News

Tuesday, February 26, 2019

Several workers compensation bills read for the first time in the California legislature on Monday would expand presumptive illness and injury protections to more workers and protect employees from discrimination in disability determinations.

S.B. 567, introduced by Sen. Anna Caballero, D-Salinas, and Sen. Nancy Skinner, D-Berkeley, would extend the injury and illness presumption currently provided to first responders in the state to include registered nurses who provide direct patient care in an acute care setting.

Tuesday, February 12, 2019

SACRAMENTO, CA) – Assemblymember Sydney Kamlager-Dove (D-Los Angeles) introduced Assembly Constitutional Amendment 6 (ACA 6), known as the Free the Vote Act, which would allow people on parole to vote. Currently, approximately 46,000 Californians who have been released from prison are not allowed to vote in local, state or federal elections.

“Parolees are our family members, our neighbors and our colleagues. They have been released from prison because they are no longer considered threats to society, but they are considered too dangerous to vote?  That is absurd!” Kamlager-Dove said in a news conference outside the State Capitol.

Tuesday, February 12, 2019

SACRAMENTO, CA) – Assemblymember Sydney Kamlager-Dove (D-Los Angeles) introduced Assembly Constitutional Amendment 6 (ACA 6), known as the Free the Vote Act, which would allow people on parole to vote. Currently, approximately 46,000 Californians who have been released from prison are not allowed to vote in local, state or federal elections.

“Parolees are our family members, our neighbors and our colleagues. They have been released from prison because they are no longer considered threats to society, but they are considered too dangerous to vote?  That is absurd!” Kamlager-Dove said in a news conference outside the State Capitol.

Thursday, February 7, 2019

The biggest show of all at President Trump’s second State of the Union address was neither the speech itself nor the honored guests but the massive and indomitable sea of white. Of the 102 women serving in the House of Representatives, 89 of them are Democrats, most of whom wore white.  And when so many women are wearing white after Labor Day, we can’t help but notice.

White was the chosen color of the 19th-century suffragettes who knew that in order to be noticed, they first had to be seen. Since then, women in politics have often chosen to wear white as a way of paying homage to those who paved their way. Along with white, the American suffragette attire included purple, in solidarity with the suffragettes in Britain, and gold to represent the sunflower, the state flower of Kansas, which was one of the earliest states to consider granting women the right to vote.

Tuesday, February 5, 2019

Child care providers have clearly taken note of Gov. Gavin Newsom’s plans to support early childhood initiatives.

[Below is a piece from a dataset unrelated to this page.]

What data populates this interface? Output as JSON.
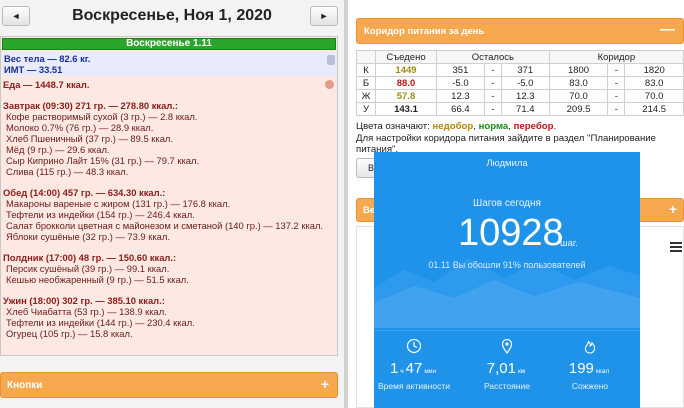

A group of 200 workers, advocates and family members are heading to the Capitol this morning in efforts to form a union and rally behind the Building a Better Early Care and Education System Act that Assemblywoman Monique Limón, D-Goleta, plans to introduce.

Providers say that programs are too expensive and that outdated laws discriminate against women of color who make up a significant portion of the workforce, yet often struggle in poverty themselves. Limón’s bill would push for better wages and benefits and expand access to care.

Monday, January 28, 2019

SACRAMENTO (CBS13/AP) – Reality TV star Kim Kardashian West was in Sacramento on Monday to advocate from criminal justice reform.

Kardashian West’s visit coincided with the “Free the Vote” campaign push to allow parolees to vote.

The proposal – introduced on Monday by Assemblymembers Kevin McCarty, Lorena Gonzalez, Sydney Kamlager-Dove and Rob Bonta – would restore the voting rights of people who have served their time and are now on parole.

Monday, January 28, 2019

SACRAMENTO, Calif. — Tens of thousands of parolees would be allowed to vote under a state constitutional amendment proposed Monday by California's secretary of state and Democratic lawmakers who called it the next civil rights issue.

The proposal intended for the 2020 ballot would help nearly 50,000 felons who have served their time adjust to being back in the community, said California Secretary of State Alex Padilla and other advocates. Parolees currently are prohibited from registering to vote in local, state or federal elections.